Today, June 20, marks summer solstice in Ireland, the longest day of the year, a day a huge significance to ancient pagan society and one still recognized by the Irish at sites, such as the Hill of Tara every year. This year will also see the first full moon, in nearly 50 years, coincide with the solstice.
This evening (June 20) those gazing skyward will catch a glimpse of the first full moon to appear on the same day as summer solstice since 1967. Not only will it be a full moon but also a Strawberry Moon.
Despite its name the Strawberry Moon is not necessarily pink or red in color but is the full moon which arrives each June, and coincides with the start of the strawberry season. This name was given to the moon by Native American tribes and became known in Europe as the Full Rose Moon and the Honey Moon.
The name “solstice” is derived from the Latin words sol (sun) and sistere (to stand still).
In Ireland the Hill of Tara is the location most associated with the solstice, where hundreds still gather each year, over the five days of the solstice, to mark the event. This area, the ancient seat of the High Kings of Ireland, is an archaeological complex that runs from Navan and Dunshaughlin, in County Meath.

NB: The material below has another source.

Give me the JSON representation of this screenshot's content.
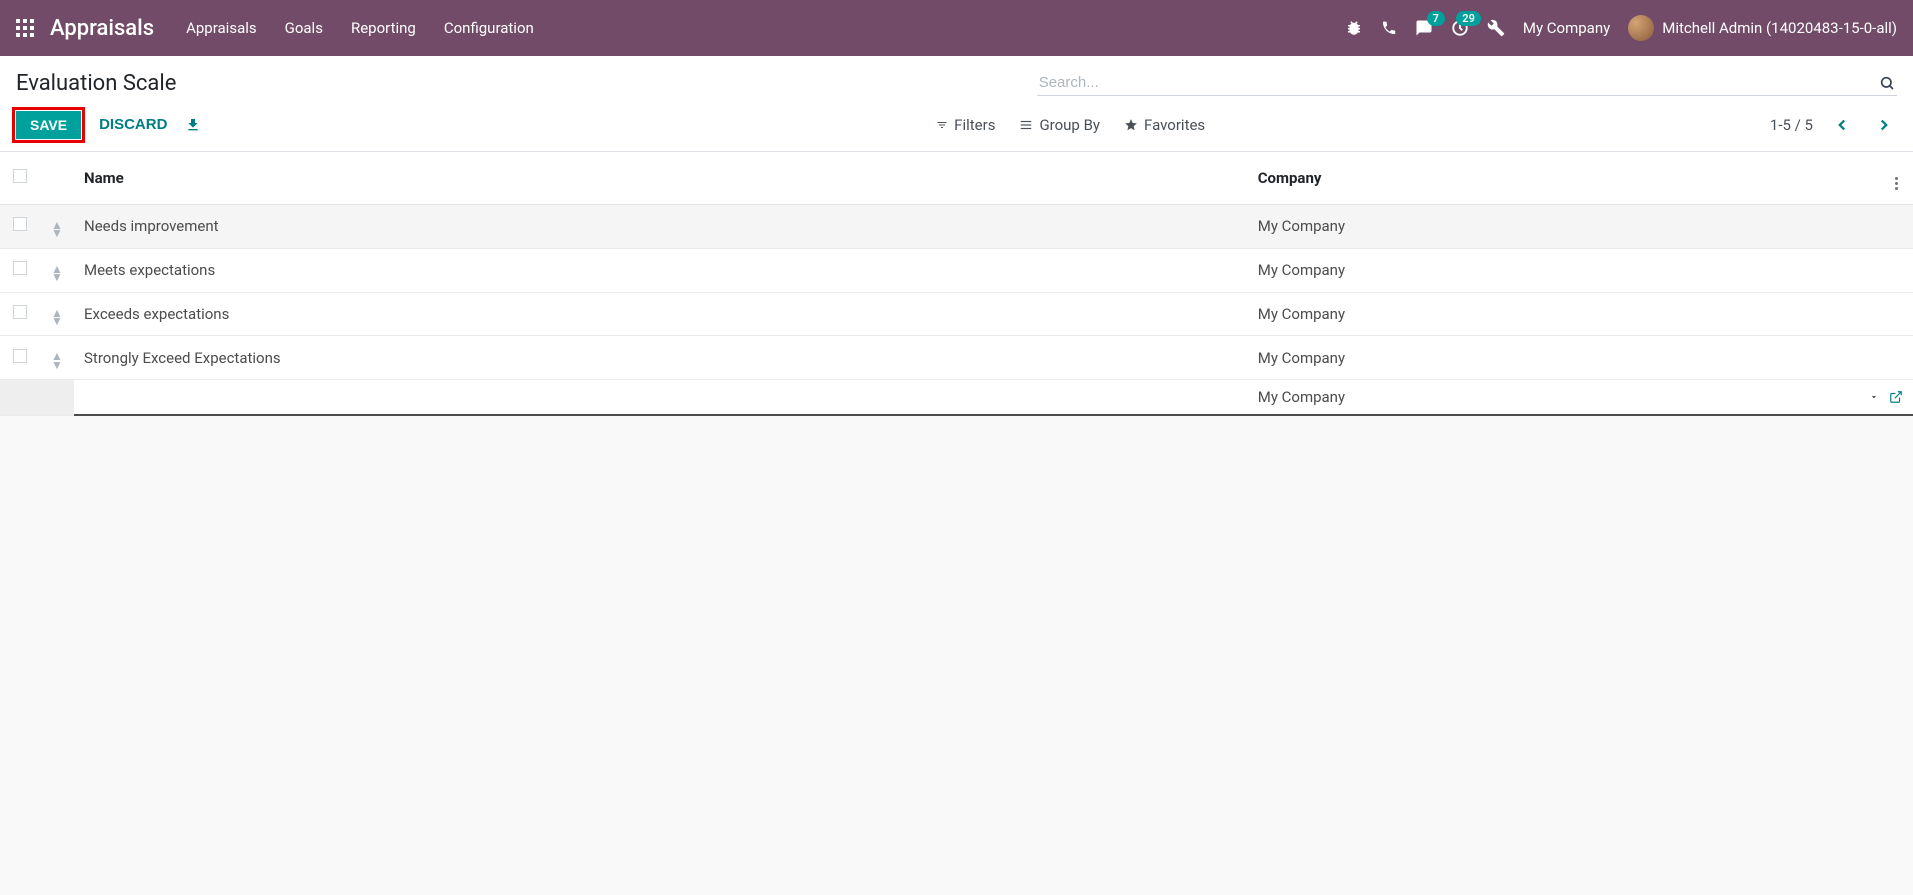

Elsewhere in Ireland, especial in rural communities, locals traditional gather around a bonfire and celebrate the longest day of the year with song and dance.
Below is an infographic, on the summer solstice and its Celtic traditions created by CelticCrossOnline.com: